◆ **Work task**
With pictures omitted, restate the data word for word.

Website and app data records:
..............................

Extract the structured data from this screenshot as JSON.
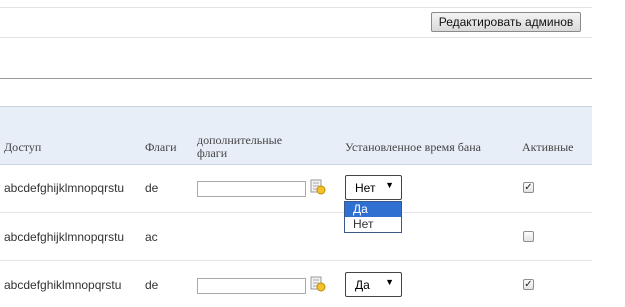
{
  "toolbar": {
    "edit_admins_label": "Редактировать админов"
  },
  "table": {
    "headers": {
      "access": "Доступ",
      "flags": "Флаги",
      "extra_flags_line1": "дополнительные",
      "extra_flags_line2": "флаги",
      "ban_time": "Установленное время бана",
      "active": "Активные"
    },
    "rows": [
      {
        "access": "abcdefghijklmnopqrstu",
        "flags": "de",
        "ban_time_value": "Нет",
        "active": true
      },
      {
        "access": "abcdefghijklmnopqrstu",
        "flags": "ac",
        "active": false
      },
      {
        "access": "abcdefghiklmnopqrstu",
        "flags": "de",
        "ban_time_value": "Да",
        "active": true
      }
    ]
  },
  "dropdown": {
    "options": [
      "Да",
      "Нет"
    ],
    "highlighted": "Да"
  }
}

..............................

◆ **Solution for this exercise**
Extract the structured data from this screenshot as JSON.
{
  "toolbar": {
    "edit_admins_label": "Редактировать админов"
  },
  "table": {
    "headers": {
      "access": "Доступ",
      "flags": "Флаги",
      "extra_flags_line1": "дополнительные",
      "extra_flags_line2": "флаги",
      "ban_time": "Установленное время бана",
      "active": "Активные"
    },
    "rows": [
      {
        "access": "abcdefghijklmnopqrstu",
        "flags": "de",
        "ban_time_value": "Нет",
        "active": true
      },
      {
        "access": "abcdefghijklmnopqrstu",
        "flags": "ac",
        "active": false
      },
      {
        "access": "abcdefghiklmnopqrstu",
        "flags": "de",
        "ban_time_value": "Да",
        "active": true
      }
    ]
  },
  "dropdown": {
    "options": [
      "Да",
      "Нет"
    ],
    "highlighted": "Да"
  }
}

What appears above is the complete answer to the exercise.